>>>
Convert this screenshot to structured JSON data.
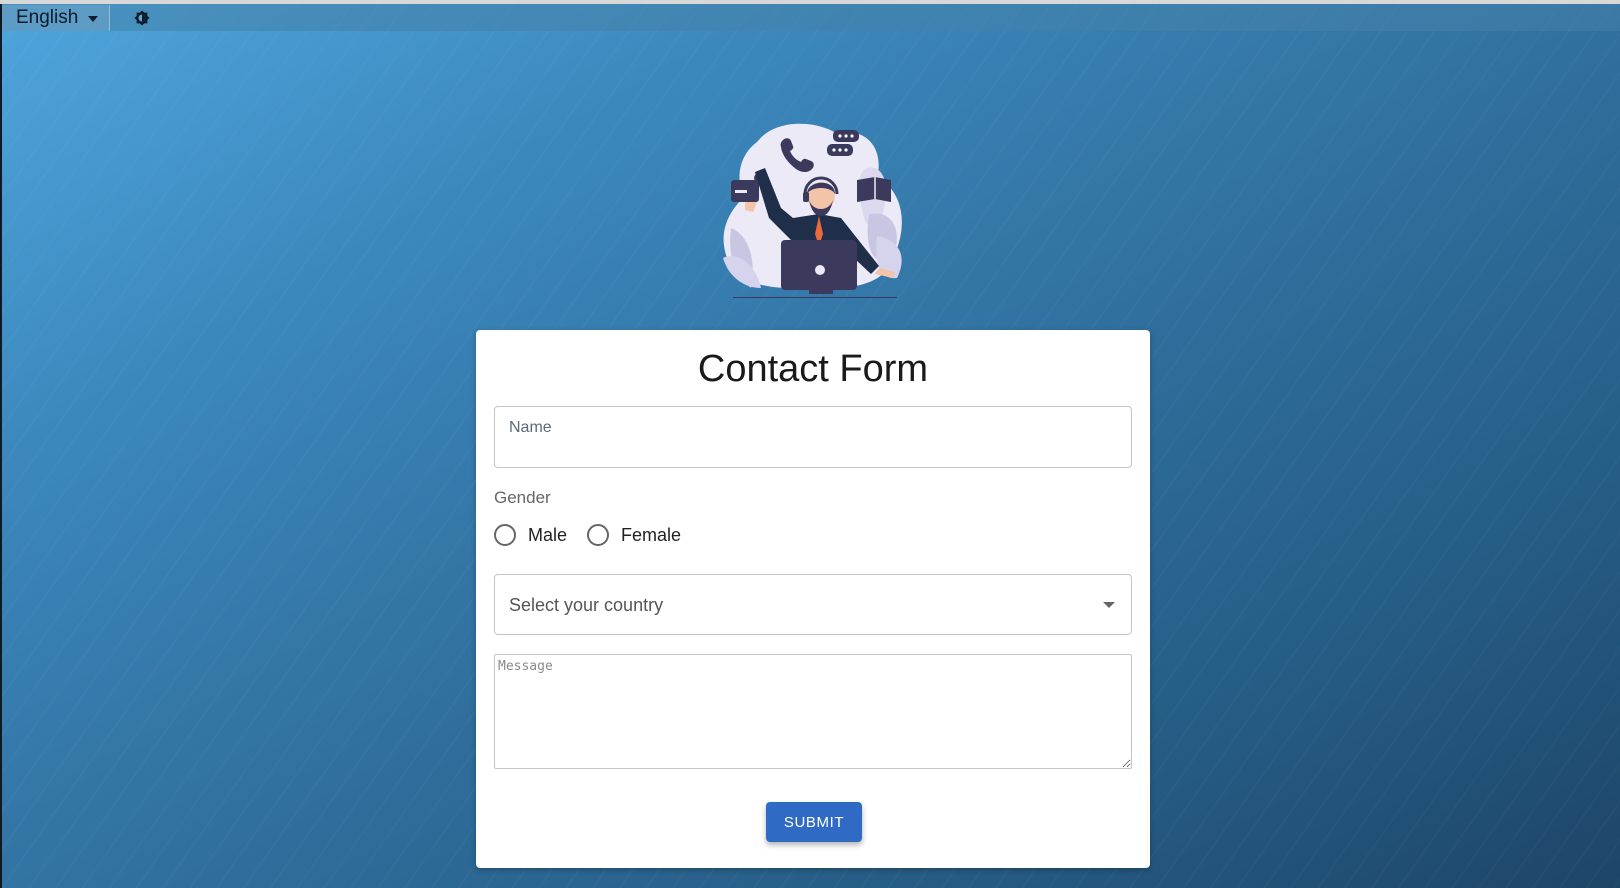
{
  "topbar": {
    "language": "English",
    "theme_toggle_icon": "brightness-icon"
  },
  "illustration": {
    "icon": "customer-support-illustration"
  },
  "form": {
    "title": "Contact Form",
    "name_label": "Name",
    "gender_label": "Gender",
    "gender_options": [
      "Male",
      "Female"
    ],
    "country_placeholder": "Select your country",
    "message_placeholder": "Message",
    "submit_label": "SUBMIT"
  },
  "colors": {
    "accent": "#2f6bc4",
    "background_top": "#4ea6dc",
    "background_bottom": "#1d4568"
  }
}
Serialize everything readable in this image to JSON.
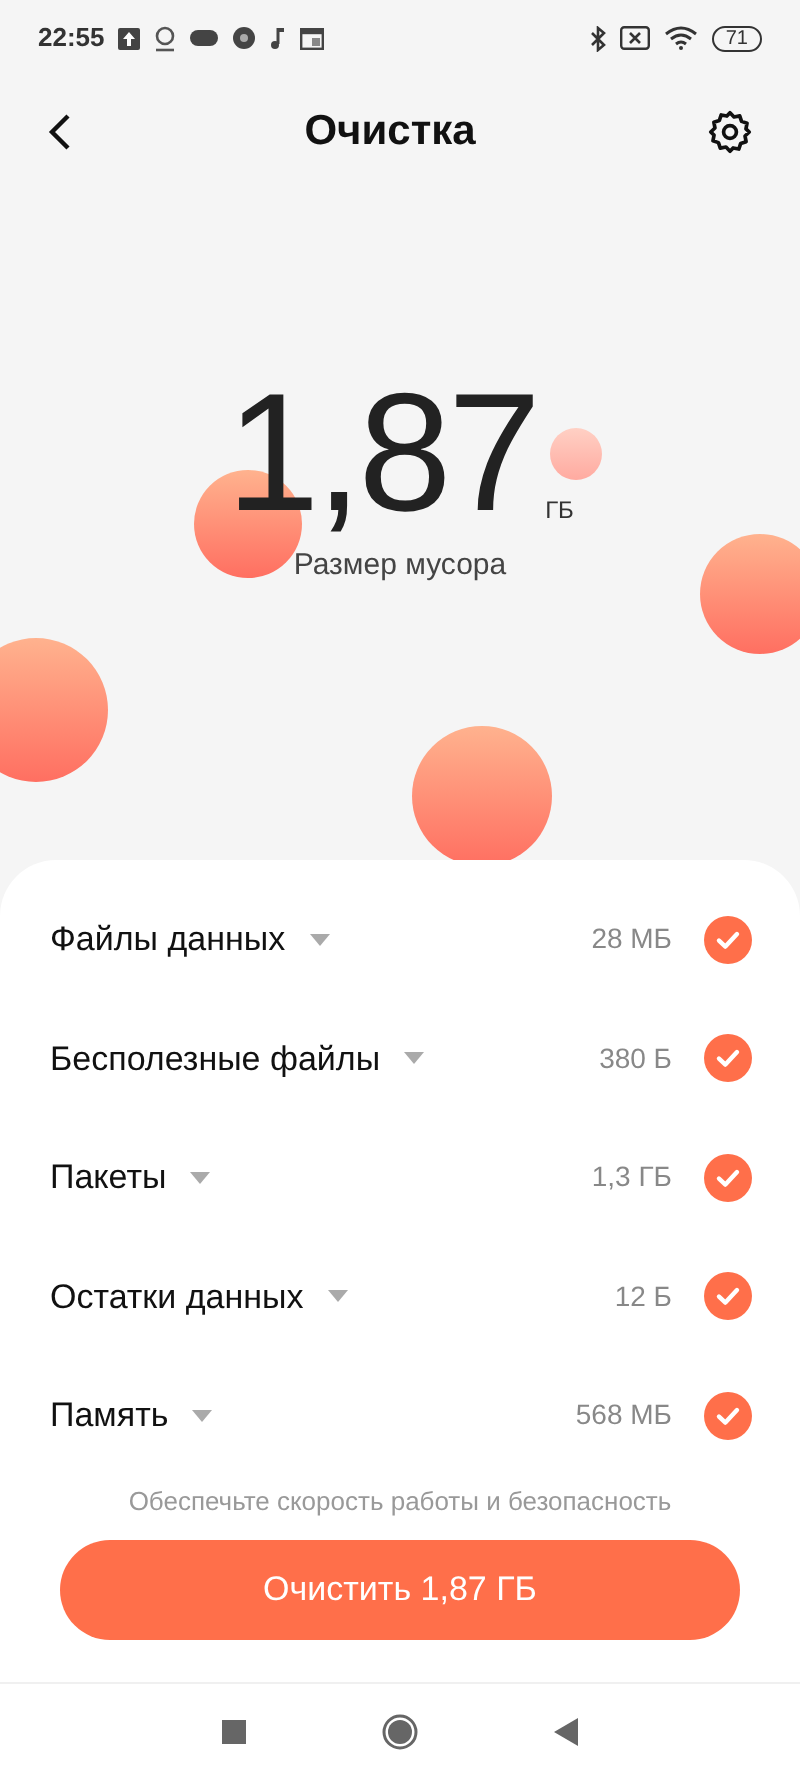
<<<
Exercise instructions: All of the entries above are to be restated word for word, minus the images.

Answer area:
Convert this screenshot to structured JSON data.
{
  "topbar": {
    "language": "English",
    "theme_toggle_icon": "brightness-icon"
  },
  "illustration": {
    "icon": "customer-support-illustration"
  },
  "form": {
    "title": "Contact Form",
    "name_label": "Name",
    "gender_label": "Gender",
    "gender_options": [
      "Male",
      "Female"
    ],
    "country_placeholder": "Select your country",
    "message_placeholder": "Message",
    "submit_label": "SUBMIT"
  },
  "colors": {
    "accent": "#2f6bc4",
    "background_top": "#4ea6dc",
    "background_bottom": "#1d4568"
  }
}
Serialize everything readable in this image to JSON.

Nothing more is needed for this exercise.